The only real change of late seems to be happening to leaves on trees. But on the alcohol regulatory reform front, the following states have taken baby steps toward updating their laws.
Alabama: Lawmakers in Alabama are talking about getting the state out of the liquor business. State Sen. Arthur Orr authored a bill that would eliminate the state’s 172 state stores and allow hard liquor to be sold by private retailers.
Illinois: In the next legislative session, State Rep. Keith Farnham plans to introduce a bill that would allow home brewers to offer free samples at public gatherings. Although the bill is based on a similar Wisconsin law, Farnham worked with local home-brewing clubs to draft his specific proposal, which he says has a “good chance” of being approved.
Indiana: Though not on the official legislative agenda, it is likely Sunday alcohol sales will come up in the next session. Last May, Connecticut became the 49th state to allow Sunday sales, leaving Indiana as the last state in the nation to maintain its prohibition-era ban on Sunday off-site alcohol sales for all three categories of alcohol.
Kentucky: A district court judge halted an order that would allow gas stations and grocery stores to sell wine and liquor. In August, the same judge ruled the state’s laws banning wine and liquor sales at gas stations and other retailers was unconstitutional, but he ordered sales not begin immediately so state regulators could have a chance to address the statute without creating a “legal mess.”
Ohio: A court of appeals judge upheld a decision in favor of Ohio beer wholesalers who terminated their contracts with Miller and Coors after the two merged to form one company: MillerCoors. Under Ohio law, neither the manufacturer nor the distributor may end contracts unless there’s an agreement by both parties, just cause and 60 days’ notice. These complicated rules regarding brewer-distributor contracts are not unique to Ohio and represent one of the more complicating and frustrating barriers in the alcohol market in America.
Pennsylvania: The Pennsylvania House of Representatives voted, 175-20, to allow craft beer sales at farmers’ markets. The measure now goes to the state senate for a vote.

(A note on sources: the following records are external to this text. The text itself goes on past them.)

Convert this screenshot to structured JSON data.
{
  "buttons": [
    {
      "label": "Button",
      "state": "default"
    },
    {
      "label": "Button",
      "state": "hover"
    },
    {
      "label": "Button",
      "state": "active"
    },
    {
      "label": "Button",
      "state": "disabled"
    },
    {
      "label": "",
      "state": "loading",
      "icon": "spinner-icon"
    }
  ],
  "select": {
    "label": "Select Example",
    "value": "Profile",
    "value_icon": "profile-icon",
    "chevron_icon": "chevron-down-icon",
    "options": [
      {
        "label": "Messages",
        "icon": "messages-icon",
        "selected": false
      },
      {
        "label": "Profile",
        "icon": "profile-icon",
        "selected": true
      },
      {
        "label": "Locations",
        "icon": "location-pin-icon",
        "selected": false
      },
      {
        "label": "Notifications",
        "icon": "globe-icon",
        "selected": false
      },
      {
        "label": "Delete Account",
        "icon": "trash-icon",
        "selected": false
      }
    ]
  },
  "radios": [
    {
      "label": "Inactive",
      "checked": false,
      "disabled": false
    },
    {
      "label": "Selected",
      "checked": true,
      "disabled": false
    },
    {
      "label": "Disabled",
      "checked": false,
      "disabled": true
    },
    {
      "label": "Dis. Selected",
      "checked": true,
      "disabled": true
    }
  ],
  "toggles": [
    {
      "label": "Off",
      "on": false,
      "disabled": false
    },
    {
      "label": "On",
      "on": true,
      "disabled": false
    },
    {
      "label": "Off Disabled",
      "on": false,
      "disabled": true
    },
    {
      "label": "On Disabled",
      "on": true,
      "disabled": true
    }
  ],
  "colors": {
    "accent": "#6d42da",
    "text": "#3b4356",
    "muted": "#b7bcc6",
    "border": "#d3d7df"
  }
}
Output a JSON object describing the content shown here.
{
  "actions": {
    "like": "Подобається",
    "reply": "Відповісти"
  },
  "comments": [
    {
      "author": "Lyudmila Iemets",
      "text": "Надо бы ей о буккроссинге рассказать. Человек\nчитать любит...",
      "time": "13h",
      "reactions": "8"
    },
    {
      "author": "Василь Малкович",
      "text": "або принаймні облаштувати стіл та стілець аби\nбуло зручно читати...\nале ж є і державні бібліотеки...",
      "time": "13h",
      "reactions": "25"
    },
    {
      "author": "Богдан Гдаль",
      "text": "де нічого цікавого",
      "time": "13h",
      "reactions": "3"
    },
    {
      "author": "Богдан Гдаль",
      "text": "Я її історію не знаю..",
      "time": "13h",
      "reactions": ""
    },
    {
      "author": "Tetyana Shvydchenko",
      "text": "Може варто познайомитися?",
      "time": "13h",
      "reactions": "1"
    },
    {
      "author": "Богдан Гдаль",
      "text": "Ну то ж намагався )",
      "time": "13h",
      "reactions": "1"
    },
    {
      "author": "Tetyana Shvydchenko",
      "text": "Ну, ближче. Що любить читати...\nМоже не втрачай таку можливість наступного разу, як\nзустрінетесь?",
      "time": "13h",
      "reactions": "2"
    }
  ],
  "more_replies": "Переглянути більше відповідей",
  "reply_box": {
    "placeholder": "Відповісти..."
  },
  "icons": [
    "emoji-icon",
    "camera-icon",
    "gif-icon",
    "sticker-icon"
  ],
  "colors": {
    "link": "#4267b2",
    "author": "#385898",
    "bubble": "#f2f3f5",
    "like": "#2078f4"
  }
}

Texas: Craft beer makers and brewpubs want to change the laws in Texas that prevent brewpubs from getting their beer in stores and also prevent beer manufacturers from selling their beer on-site to brewery visitors. This year, they hope to get something through the legislative process by working with the two main groups that opposed previous measures, namely the Beer Alliance of Texas and the Wholesale Beer Distributors of Texas. Good luck to them, since the wholesalers lobby has made clear it will not accept any erosion of the three-tiered-system they control.